WORK ITEM
The records below are to be reproduced word for word.

(Page and application data records)
= Beginning of Section =

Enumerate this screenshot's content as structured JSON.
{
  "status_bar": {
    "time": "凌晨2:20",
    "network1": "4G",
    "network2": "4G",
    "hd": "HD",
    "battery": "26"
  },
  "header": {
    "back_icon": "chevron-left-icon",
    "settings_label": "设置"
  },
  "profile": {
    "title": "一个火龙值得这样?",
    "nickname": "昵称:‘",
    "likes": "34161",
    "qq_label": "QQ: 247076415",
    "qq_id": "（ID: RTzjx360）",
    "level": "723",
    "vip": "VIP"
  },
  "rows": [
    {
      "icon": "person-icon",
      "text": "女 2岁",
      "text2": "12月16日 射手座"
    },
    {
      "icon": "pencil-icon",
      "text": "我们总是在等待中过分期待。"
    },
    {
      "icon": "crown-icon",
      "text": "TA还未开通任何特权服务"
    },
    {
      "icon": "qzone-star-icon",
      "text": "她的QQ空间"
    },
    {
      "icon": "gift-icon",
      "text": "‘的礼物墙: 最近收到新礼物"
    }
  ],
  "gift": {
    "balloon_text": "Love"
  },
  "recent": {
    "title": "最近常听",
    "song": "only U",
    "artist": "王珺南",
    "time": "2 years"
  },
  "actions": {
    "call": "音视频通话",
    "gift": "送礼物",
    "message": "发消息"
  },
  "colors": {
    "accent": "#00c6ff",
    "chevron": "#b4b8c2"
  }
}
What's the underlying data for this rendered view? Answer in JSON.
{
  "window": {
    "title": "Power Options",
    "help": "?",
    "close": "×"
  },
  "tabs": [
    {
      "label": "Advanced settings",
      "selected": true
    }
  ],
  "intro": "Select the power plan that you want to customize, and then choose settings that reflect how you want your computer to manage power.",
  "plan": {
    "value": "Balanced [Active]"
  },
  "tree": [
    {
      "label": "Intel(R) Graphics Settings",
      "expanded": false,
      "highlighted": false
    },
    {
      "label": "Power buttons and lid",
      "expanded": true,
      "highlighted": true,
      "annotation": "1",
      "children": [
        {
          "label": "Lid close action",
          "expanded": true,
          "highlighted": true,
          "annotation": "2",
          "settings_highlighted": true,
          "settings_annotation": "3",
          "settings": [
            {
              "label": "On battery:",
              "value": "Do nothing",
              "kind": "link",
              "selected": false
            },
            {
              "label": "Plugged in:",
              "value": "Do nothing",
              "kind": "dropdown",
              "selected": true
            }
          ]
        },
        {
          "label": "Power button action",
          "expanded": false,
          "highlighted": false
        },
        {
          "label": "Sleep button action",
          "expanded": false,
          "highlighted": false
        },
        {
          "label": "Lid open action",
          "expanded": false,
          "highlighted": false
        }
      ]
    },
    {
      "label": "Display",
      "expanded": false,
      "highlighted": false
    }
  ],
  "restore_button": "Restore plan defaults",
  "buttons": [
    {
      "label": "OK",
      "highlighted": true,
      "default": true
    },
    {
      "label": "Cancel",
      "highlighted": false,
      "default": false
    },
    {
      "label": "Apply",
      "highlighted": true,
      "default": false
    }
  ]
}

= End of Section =

EXERCISE SOLUTION
Enumerate this screenshot's content as structured JSON.
{
  "status_bar": {
    "time": "凌晨2:20",
    "network1": "4G",
    "network2": "4G",
    "hd": "HD",
    "battery": "26"
  },
  "header": {
    "back_icon": "chevron-left-icon",
    "settings_label": "设置"
  },
  "profile": {
    "title": "一个火龙值得这样?",
    "nickname": "昵称:‘",
    "likes": "34161",
    "qq_label": "QQ: 247076415",
    "qq_id": "（ID: RTzjx360）",
    "level": "723",
    "vip": "VIP"
  },
  "rows": [
    {
      "icon": "person-icon",
      "text": "女 2岁",
      "text2": "12月16日 射手座"
    },
    {
      "icon": "pencil-icon",
      "text": "我们总是在等待中过分期待。"
    },
    {
      "icon": "crown-icon",
      "text": "TA还未开通任何特权服务"
    },
    {
      "icon": "qzone-star-icon",
      "text": "她的QQ空间"
    },
    {
      "icon": "gift-icon",
      "text": "‘的礼物墙: 最近收到新礼物"
    }
  ],
  "gift": {
    "balloon_text": "Love"
  },
  "recent": {
    "title": "最近常听",
    "song": "only U",
    "artist": "王珺南",
    "time": "2 years"
  },
  "actions": {
    "call": "音视频通话",
    "gift": "送礼物",
    "message": "发消息"
  },
  "colors": {
    "accent": "#00c6ff",
    "chevron": "#b4b8c2"
  }
}
What's the underlying data for this rendered view? Answer in JSON.
{
  "window": {
    "title": "Power Options",
    "help": "?",
    "close": "×"
  },
  "tabs": [
    {
      "label": "Advanced settings",
      "selected": true
    }
  ],
  "intro": "Select the power plan that you want to customize, and then choose settings that reflect how you want your computer to manage power.",
  "plan": {
    "value": "Balanced [Active]"
  },
  "tree": [
    {
      "label": "Intel(R) Graphics Settings",
      "expanded": false,
      "highlighted": false
    },
    {
      "label": "Power buttons and lid",
      "expanded": true,
      "highlighted": true,
      "annotation": "1",
      "children": [
        {
          "label": "Lid close action",
          "expanded": true,
          "highlighted": true,
          "annotation": "2",
          "settings_highlighted": true,
          "settings_annotation": "3",
          "settings": [
            {
              "label": "On battery:",
              "value": "Do nothing",
              "kind": "link",
              "selected": false
            },
            {
              "label": "Plugged in:",
              "value": "Do nothing",
              "kind": "dropdown",
              "selected": true
            }
          ]
        },
        {
          "label": "Power button action",
          "expanded": false,
          "highlighted": false
        },
        {
          "label": "Sleep button action",
          "expanded": false,
          "highlighted": false
        },
        {
          "label": "Lid open action",
          "expanded": false,
          "highlighted": false
        }
      ]
    },
    {
      "label": "Display",
      "expanded": false,
      "highlighted": false
    }
  ],
  "restore_button": "Restore plan defaults",
  "buttons": [
    {
      "label": "OK",
      "highlighted": true,
      "default": true
    },
    {
      "label": "Cancel",
      "highlighted": false,
      "default": false
    },
    {
      "label": "Apply",
      "highlighted": true,
      "default": false
    }
  ]
}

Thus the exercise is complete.